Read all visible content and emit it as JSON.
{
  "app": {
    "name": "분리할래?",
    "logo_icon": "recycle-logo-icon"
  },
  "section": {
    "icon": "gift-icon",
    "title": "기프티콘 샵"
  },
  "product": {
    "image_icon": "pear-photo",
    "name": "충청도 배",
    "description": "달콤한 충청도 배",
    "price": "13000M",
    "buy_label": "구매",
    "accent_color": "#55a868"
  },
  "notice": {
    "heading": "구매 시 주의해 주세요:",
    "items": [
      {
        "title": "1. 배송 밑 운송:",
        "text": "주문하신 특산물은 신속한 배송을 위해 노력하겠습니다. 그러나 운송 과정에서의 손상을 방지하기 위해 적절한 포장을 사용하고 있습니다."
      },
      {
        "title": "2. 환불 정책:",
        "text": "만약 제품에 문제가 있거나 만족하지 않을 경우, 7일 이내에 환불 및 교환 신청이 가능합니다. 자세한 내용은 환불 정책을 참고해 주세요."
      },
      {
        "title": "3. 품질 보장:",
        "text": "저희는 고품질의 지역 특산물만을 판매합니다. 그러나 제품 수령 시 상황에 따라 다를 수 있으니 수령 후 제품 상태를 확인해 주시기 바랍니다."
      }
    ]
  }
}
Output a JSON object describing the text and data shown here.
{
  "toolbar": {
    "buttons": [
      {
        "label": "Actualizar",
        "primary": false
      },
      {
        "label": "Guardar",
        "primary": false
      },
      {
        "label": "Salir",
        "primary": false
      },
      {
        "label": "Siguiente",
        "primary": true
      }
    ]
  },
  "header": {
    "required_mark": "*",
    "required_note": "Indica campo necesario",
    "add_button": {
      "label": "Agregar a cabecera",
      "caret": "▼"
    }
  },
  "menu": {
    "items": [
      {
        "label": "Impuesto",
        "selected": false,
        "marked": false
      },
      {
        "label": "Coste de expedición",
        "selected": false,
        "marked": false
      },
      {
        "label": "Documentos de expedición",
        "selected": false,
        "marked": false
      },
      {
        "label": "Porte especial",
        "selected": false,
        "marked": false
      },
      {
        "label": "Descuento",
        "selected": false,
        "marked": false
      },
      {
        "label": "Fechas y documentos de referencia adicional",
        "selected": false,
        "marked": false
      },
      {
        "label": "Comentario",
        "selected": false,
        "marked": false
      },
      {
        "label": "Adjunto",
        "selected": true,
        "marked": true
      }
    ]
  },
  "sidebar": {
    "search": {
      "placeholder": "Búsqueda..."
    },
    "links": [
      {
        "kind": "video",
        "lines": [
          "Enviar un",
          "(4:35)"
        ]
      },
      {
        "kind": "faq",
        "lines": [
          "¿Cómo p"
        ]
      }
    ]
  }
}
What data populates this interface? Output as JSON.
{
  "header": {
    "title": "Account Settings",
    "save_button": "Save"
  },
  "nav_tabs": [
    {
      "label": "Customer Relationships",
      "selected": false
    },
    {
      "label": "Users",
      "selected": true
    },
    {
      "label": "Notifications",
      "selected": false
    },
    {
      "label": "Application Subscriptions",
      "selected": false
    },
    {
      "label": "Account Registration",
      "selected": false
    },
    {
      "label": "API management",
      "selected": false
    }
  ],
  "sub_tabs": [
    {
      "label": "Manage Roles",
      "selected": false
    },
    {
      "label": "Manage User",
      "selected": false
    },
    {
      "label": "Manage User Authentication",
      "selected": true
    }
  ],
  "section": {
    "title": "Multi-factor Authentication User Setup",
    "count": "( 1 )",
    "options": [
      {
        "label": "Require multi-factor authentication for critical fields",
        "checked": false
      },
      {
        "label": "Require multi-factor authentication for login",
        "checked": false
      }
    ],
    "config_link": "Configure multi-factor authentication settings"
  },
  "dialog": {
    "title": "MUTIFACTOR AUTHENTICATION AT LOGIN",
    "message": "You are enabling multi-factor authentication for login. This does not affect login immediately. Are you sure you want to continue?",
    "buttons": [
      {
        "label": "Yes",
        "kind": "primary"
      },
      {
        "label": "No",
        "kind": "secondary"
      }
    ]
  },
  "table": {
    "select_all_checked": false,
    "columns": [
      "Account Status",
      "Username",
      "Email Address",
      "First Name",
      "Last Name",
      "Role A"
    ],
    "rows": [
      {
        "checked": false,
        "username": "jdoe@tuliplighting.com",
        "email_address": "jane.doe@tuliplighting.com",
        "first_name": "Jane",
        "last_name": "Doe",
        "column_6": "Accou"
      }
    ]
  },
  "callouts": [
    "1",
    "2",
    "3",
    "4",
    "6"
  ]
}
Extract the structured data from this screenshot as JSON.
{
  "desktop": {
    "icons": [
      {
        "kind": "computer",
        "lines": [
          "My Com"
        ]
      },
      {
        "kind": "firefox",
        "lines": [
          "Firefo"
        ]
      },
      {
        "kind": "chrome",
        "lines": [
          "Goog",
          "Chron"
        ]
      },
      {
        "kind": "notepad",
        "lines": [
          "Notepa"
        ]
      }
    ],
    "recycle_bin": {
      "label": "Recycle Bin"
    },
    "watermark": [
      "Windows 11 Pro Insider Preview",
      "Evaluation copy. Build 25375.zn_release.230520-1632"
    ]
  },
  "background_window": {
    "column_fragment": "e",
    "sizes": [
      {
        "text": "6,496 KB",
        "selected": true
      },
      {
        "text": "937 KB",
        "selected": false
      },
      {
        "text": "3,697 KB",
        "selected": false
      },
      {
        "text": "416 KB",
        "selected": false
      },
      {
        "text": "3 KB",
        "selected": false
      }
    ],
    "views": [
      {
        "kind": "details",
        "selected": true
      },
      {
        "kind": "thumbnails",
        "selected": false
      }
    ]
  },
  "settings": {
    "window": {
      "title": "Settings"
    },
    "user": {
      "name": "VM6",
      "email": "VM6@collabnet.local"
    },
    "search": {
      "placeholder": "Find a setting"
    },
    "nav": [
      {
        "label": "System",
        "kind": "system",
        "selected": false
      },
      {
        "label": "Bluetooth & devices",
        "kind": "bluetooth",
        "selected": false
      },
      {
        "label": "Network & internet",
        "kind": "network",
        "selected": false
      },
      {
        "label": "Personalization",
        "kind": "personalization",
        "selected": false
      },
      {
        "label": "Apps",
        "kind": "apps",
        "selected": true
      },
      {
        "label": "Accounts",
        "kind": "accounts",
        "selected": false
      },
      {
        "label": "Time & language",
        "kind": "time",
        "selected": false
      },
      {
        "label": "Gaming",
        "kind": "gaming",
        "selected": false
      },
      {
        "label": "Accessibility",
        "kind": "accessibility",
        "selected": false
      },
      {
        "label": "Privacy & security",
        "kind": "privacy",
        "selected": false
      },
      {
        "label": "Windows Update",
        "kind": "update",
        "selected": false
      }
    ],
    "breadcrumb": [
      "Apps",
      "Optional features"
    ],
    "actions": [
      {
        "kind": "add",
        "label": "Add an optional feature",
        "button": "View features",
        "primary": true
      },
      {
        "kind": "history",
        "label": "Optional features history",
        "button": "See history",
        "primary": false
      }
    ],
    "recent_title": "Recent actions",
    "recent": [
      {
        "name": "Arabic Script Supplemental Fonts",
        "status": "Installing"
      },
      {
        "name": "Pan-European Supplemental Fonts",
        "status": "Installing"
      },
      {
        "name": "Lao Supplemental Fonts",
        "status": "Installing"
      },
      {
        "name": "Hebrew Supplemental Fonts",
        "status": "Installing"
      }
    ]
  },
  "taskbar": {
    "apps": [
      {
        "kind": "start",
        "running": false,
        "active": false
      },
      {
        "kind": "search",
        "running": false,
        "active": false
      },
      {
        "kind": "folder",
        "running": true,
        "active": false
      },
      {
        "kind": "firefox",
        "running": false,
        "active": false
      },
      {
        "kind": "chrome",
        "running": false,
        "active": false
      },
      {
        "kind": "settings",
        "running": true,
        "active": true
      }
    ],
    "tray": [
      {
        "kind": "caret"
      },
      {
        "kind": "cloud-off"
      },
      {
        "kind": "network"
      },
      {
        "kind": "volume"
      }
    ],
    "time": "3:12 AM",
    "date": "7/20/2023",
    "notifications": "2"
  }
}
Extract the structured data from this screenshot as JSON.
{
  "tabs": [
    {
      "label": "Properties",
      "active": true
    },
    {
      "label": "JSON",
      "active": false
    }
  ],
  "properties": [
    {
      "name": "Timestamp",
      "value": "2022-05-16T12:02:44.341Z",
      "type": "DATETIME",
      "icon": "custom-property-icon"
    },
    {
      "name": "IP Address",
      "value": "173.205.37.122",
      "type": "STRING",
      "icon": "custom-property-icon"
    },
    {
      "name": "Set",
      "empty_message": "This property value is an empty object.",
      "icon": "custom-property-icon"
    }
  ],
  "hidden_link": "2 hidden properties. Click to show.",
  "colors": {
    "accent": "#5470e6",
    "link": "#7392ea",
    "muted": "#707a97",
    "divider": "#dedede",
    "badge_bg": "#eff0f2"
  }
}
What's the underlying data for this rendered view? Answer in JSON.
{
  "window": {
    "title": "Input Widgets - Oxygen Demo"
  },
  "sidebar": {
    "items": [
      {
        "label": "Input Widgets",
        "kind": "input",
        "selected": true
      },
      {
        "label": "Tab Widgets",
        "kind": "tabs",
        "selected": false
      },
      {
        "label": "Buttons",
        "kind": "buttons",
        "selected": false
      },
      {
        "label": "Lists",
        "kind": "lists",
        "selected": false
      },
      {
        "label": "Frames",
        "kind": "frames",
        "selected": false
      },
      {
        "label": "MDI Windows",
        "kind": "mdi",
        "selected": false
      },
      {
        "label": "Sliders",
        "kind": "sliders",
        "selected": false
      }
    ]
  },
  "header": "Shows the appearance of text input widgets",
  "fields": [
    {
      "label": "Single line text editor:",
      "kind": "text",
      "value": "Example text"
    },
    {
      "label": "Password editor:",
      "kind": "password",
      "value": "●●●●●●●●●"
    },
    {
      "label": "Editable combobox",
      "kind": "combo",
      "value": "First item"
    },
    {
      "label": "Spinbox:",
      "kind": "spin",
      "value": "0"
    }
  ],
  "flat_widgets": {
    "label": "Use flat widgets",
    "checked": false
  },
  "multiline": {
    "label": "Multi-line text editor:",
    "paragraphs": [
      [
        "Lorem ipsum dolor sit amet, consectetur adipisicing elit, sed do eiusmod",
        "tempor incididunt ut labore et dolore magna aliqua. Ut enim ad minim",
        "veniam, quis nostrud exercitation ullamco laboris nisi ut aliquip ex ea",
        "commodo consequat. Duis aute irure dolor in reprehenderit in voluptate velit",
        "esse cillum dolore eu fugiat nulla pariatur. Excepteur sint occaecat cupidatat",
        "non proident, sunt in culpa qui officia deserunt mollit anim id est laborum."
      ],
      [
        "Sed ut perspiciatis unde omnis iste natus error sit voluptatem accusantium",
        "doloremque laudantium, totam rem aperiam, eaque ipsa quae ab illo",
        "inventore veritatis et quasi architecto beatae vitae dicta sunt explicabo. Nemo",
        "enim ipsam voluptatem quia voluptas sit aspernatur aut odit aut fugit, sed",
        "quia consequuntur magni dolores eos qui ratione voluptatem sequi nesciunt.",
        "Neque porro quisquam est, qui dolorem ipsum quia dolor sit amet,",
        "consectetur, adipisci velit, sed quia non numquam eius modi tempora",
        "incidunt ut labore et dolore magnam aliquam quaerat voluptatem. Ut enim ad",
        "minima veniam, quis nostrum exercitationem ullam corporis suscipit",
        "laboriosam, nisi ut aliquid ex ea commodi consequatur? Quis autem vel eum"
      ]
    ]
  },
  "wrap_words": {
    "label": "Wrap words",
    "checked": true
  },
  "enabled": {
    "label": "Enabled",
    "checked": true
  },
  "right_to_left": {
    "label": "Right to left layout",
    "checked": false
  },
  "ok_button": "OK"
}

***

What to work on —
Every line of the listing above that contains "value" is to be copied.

Final answer —
      "value": "2022-05-16T12:02:44.341Z",
      "value": "173.205.37.122",
      "empty_message": "This property value is an empty object.",
      "value": "Example text"
      "value": "●●●●●●●●●"
      "value": "First item"
      "value": "0"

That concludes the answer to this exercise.